The second day of Janata curfew called by the civic administration was a complete success with most shops barring a few groceries and pharmacies remaining closed. There was little traffic on the roads. Mayor Sandip Joshi and municipal commissioner Tukaram Mundhe thanked Nagpurians for their cooperation.
The major markets of the city — Sadar, Sitabuldi, Dharampeth, Central Avenue, Itwari, etc — wore a deserted look on Sunday. Shops in residential areas also remained closed. The government as well as private offices were closed it being a Sunday.

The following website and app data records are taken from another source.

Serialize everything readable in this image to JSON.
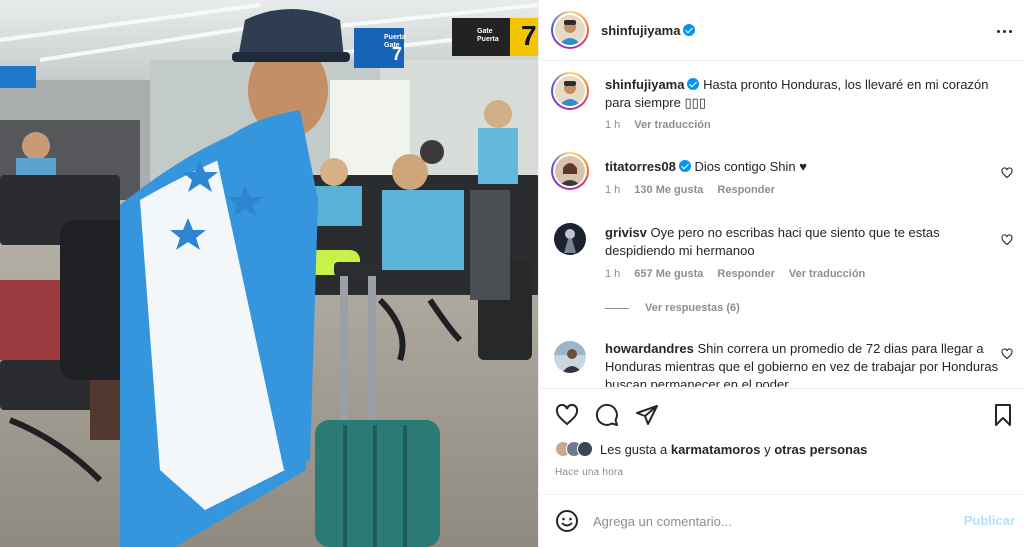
{
  "photo": {
    "alt_scene": "",
    "gate_sign": {
      "line1": "Puerta",
      "line2": "Gate",
      "number": "7"
    },
    "gate_sign_right": {
      "line1": "Gate",
      "line2": "Puerta",
      "number": "7"
    }
  },
  "header": {
    "username": "shinfujiyama",
    "verified": true,
    "more_icon": "more-horizontal-icon"
  },
  "caption": {
    "username": "shinfujiyama",
    "text": "Hasta pronto Honduras, los llevaré en mi corazón para siempre ▯▯▯",
    "time": "1 h",
    "translate": "Ver traducción"
  },
  "comments": [
    {
      "username": "titatorres08",
      "verified": true,
      "text": "Dios contigo Shin ♥",
      "time": "1 h",
      "likes": "130 Me gusta",
      "reply": "Responder"
    },
    {
      "username": "grivisv",
      "text": "Oye pero no escribas haci que siento que te estas despidiendo mi hermanoo",
      "time": "1 h",
      "likes": "657 Me gusta",
      "reply": "Responder",
      "translate": "Ver traducción",
      "view_replies": "Ver respuestas (6)"
    },
    {
      "username": "howardandres",
      "text": "Shin correra un promedio de 72 dias para llegar a Honduras mientras que el gobierno en vez de trabajar por Honduras buscan permanecer en el poder"
    }
  ],
  "actions": {
    "like_icon": "heart-icon",
    "comment_icon": "comment-icon",
    "share_icon": "share-icon",
    "save_icon": "bookmark-icon",
    "likes_prefix": "Les gusta a",
    "likes_user": "karmatamoros",
    "likes_join": "y",
    "likes_others": "otras personas",
    "time_ago": "Hace una hora"
  },
  "compose": {
    "emoji_icon": "emoji-icon",
    "placeholder": "Agrega un comentario...",
    "publish": "Publicar"
  },
  "colors": {
    "accent": "#0095f6",
    "publish_disabled": "#b2dffc",
    "muted": "#8e8e8e",
    "text": "#262626"
  }
}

Mundhe in a press communiqué said that people should show the same sense of responsibility in the coming days. They should wear masks, maintain social distancing, and follow other norms. This would obviate the need for imposing a prolonged lockdown, the press release stated.
Joshi said that Nagpur had passed the litmus test of Janata curfew. “In the coming four days all public representatives, right from MPs to corporators, would move around the city urging people to follow government norms. Nagpur Municipal Corporation (NMC) should not be forced to impose a lockdown,” he said.
Ashwin Mehadia, president of Nag Vidarbha Chamber of Commerce (NVCC), said that traders had done their bit and now Mundhe should comply with their request of allowing markets to function on weekdays with a complete lockdown on Saturday and Sunday.
Other shopkeepers also want Mundhe not to impose a lockdown. “I kept my shop closed for two days on the commissioner’s appeal. Now he must think about my bread and butter. Lockdown should not be imposed, else everybody will face financial troubles. Everybody has suffered a lot due to the lockdown in summer,” said mobile store owner Karan Grover.
Many grocery stores, which were open during the lockdown, had downed their shutters during the Janata curfew. Rajesh Shahu, the owner of a grocery store, said that he had kept his establishment closed as a responsible citizen. “I wanted NMC to realize that we can act responsibly. Now, it should not impose a lockdown,” he told TOI.
Domestic help did not turn up for work in most homes. Family members had to share housework in their absence. Kirti Patel, a doctor, said that she had to go to her hospital despite the curfew. “I had to do housework as well as my official work. Of course, my husband and kids shared household tasks but still, lack of domestics is a big problem. Some concessions should be made for women who work in essential services,” she said.
(With inputs from timesofindia)